*About this task:*
Find every line in the records below that holds the word "photo" and copy it.

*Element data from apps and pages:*
★ ★ ★

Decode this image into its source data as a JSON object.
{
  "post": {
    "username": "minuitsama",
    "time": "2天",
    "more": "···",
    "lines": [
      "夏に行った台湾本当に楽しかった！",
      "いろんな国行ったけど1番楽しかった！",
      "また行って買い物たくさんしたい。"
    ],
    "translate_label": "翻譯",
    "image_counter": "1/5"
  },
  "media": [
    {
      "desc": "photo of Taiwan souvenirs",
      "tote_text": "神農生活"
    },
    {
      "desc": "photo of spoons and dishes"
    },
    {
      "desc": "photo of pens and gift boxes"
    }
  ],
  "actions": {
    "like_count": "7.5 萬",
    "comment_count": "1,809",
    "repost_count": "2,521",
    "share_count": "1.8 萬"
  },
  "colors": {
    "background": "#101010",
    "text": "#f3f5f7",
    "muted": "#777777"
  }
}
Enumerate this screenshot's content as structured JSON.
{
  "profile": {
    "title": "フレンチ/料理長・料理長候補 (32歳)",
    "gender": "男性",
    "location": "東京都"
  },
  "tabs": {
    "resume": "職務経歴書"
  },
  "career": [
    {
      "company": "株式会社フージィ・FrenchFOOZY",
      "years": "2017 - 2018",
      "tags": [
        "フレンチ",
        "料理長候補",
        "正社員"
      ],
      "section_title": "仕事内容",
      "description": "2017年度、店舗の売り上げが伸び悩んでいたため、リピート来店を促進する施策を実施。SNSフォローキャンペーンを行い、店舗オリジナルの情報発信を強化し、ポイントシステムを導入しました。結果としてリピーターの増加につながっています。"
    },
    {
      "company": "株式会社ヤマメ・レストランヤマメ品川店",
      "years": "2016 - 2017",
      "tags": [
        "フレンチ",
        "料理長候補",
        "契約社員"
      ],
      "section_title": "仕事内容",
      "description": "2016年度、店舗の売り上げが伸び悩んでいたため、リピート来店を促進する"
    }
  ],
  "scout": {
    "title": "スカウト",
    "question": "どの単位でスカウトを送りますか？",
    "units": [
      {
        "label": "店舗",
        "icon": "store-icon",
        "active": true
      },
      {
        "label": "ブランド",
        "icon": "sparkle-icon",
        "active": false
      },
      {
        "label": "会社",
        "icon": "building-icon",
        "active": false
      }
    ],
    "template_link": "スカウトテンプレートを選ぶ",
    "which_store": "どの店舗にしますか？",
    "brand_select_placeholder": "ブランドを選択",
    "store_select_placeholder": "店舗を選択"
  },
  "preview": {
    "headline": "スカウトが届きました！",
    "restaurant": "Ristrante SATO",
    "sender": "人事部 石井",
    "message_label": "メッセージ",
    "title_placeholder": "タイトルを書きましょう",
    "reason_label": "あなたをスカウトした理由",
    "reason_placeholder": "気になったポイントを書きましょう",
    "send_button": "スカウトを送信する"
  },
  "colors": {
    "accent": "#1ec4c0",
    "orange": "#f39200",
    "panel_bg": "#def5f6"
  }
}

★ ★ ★

*Response to this task:*
      "desc": "photo of Taiwan souvenirs",
      "desc": "photo of spoons and dishes"
      "desc": "photo of pens and gift boxes"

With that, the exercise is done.